Tiny brides and grooms still top some cakes, but they are rarely generic. They are often made to look like the couple or reflect their interests such as wearing sports gear representing a favorite team.
Becoming increasingly popular are word toppers that say “Forever” or “Love Always” or “Mr. and Mrs.”
“People are really branching out and making it about them and their relationship,” said Sandlin.
Fresh flowers remain an oft-requested decoration, usually reflecting those used in the décor. When Gray’s Flower Garden is doing the wedding flowers, Brandon said the nursery is very accommodates and invites her to pick from the flowers that they are going to use in the wedding.
Top layer tradition
The tradition of saving the top layer to be eaten on the couple’s first anniversary is waning in popularity. The bakers interviewed said they advise the bride that they will make a fresh 6-inch cake for the couple to mark the occasion.
“I tell the bride, ‘It’s my gift to you; I’ll make it for you,’” Brandon said.
One of the most interesting groom’s cakes that Brandon can recall making is a pizza cake (one of the groom’s favorite foods) and displaying it in a pizza box.
Sandlin said that she does groom’s cakes on occasion and likes to make a hard apple cider spice cake with a whiskey caramel syrup. “We also do tipsy cupcakes,” she said.
A long held tradition

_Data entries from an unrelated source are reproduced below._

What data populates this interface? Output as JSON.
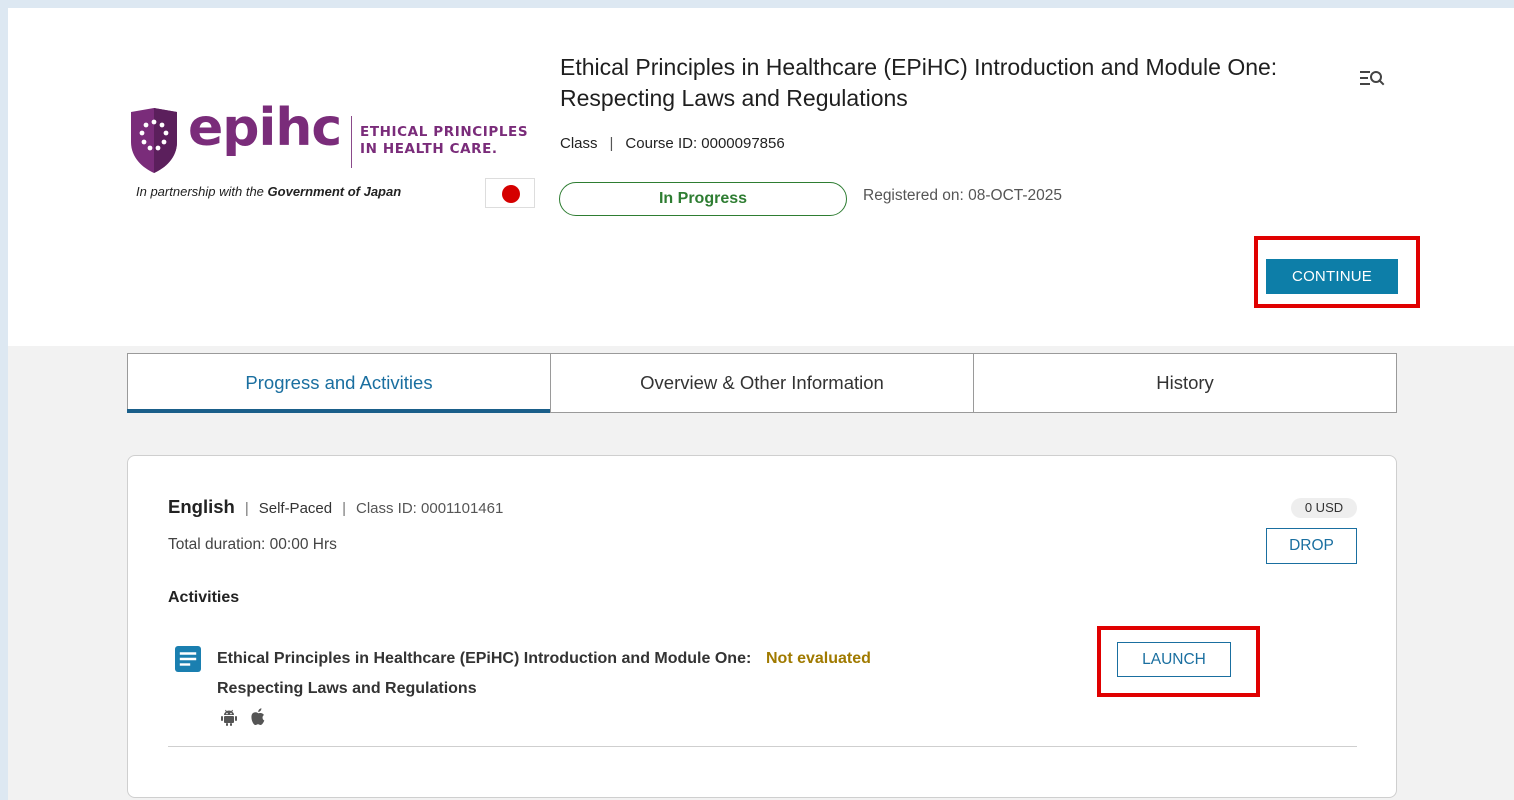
{
  "logo": {
    "wordmark": "epihc",
    "tagline_line1": "ETHICAL PRINCIPLES",
    "tagline_line2": "IN HEALTH CARE.",
    "partner_prefix": "In partnership with the ",
    "partner_name": "Government of Japan",
    "brand_color": "#7a2c7a"
  },
  "course": {
    "title": "Ethical Principles in Healthcare (EPiHC) Introduction and Module One: Respecting Laws and Regulations",
    "type": "Class",
    "separator": "|",
    "course_id": "Course ID: 0000097856",
    "status": "In Progress",
    "registered": "Registered on: 08-OCT-2025",
    "continue_label": "CONTINUE"
  },
  "header_icons": {
    "search_menu": "search-menu-icon"
  },
  "tabs": [
    {
      "label": "Progress and Activities",
      "active": true
    },
    {
      "label": "Overview & Other Information",
      "active": false
    },
    {
      "label": "History",
      "active": false
    }
  ],
  "class_card": {
    "language": "English",
    "separator": "|",
    "pace": "Self-Paced",
    "class_id": "Class ID: 0001101461",
    "duration": "Total duration: 00:00 Hrs",
    "price": "0 USD",
    "drop_label": "DROP",
    "activities_label": "Activities",
    "activity": {
      "icon": "document-icon",
      "title": "Ethical Principles in Healthcare (EPiHC) Introduction and Module One: Respecting Laws and Regulations",
      "evaluation": "Not evaluated",
      "launch_label": "LAUNCH",
      "platforms": [
        "android-icon",
        "apple-icon"
      ]
    }
  },
  "colors": {
    "accent": "#0d7ea8",
    "status_green": "#2e7d32",
    "eval_amber": "#a07a00",
    "highlight_red": "#e00000"
  }
}
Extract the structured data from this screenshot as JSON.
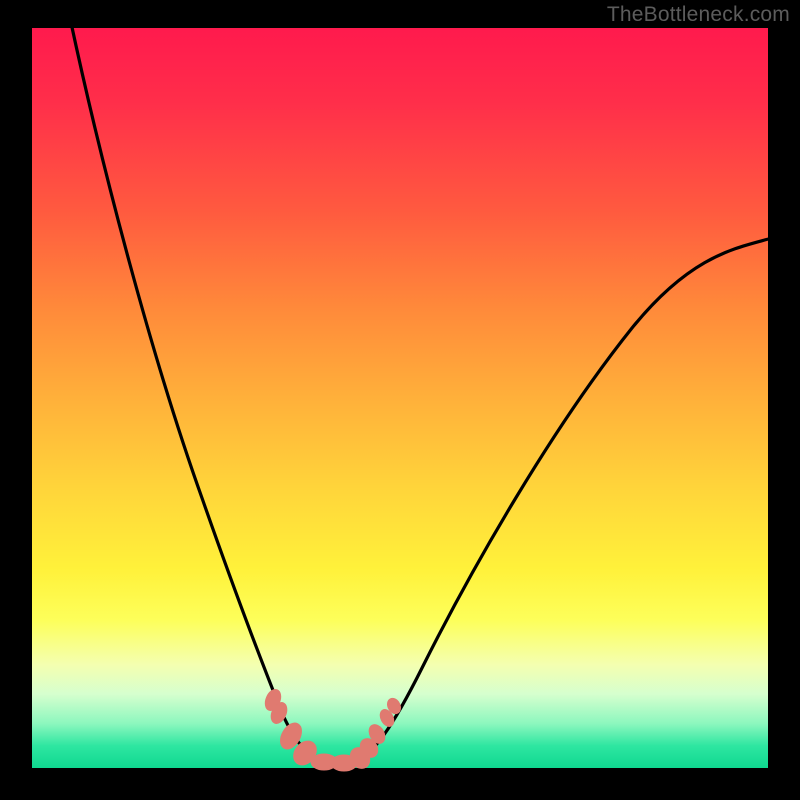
{
  "watermark": "TheBottleneck.com",
  "chart_data": {
    "type": "line",
    "title": "",
    "xlabel": "",
    "ylabel": "",
    "xlim": [
      0,
      100
    ],
    "ylim": [
      0,
      100
    ],
    "grid": false,
    "series": [
      {
        "name": "left-curve",
        "x": [
          5,
          10,
          15,
          20,
          25,
          30,
          33,
          36,
          38,
          40
        ],
        "values": [
          100,
          80,
          58,
          40,
          25,
          12,
          5,
          2,
          0.5,
          0
        ]
      },
      {
        "name": "right-curve",
        "x": [
          44,
          46,
          49,
          53,
          60,
          70,
          80,
          90,
          100
        ],
        "values": [
          0,
          1,
          4,
          10,
          22,
          40,
          55,
          65,
          72
        ]
      },
      {
        "name": "markers",
        "x": [
          32.5,
          33.2,
          35,
          37,
          39.5,
          42,
          44.2,
          45.3,
          46.2,
          47.8,
          48.8
        ],
        "values": [
          9,
          7.5,
          3,
          1.2,
          0.4,
          0.3,
          0.4,
          1.2,
          2.5,
          5,
          7
        ]
      }
    ],
    "gradient_stops": [
      {
        "pos": 0,
        "color": "#ff1a4d"
      },
      {
        "pos": 50,
        "color": "#ffb03a"
      },
      {
        "pos": 80,
        "color": "#fdff5a"
      },
      {
        "pos": 100,
        "color": "#0fd890"
      }
    ]
  }
}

Wedding cakes have been around since antiquity. During ancient Roman times, a cake of wheat or barley was broken over the bride’s head for good fortune and fertility. Then the bride and groom ate a few crumbs in a custom known as confarreatio — eating together. Guests collected the remaining crumbs, which were believed to bring good luck.
In medieval England, small spiced buns were stacked in a tall pile. If the bride and groom were able to kiss over the stack, it signified a life of prosperity.
According to Gastronomica: The Journal of Critical Food Studies, “The first known official wedding confection comes from a 1685 recipe for Bride’s Pye: pastry crust filled with an assortment of oysters, lamb testicles, throat, rooster comb, and pine kernels.”
Later, wedding cakes replaced bridal pies. Since at that time most homes didn’t have an oven, bakers would bake two pastry crusts on a hearth, then put currants between them and form something like a sandwich and sprinkle sugar on top.
When refined sugar became more common in England, a bright white icing became the topping of choice at weddings — it symbolized a bride’s virginity, as well as wealth.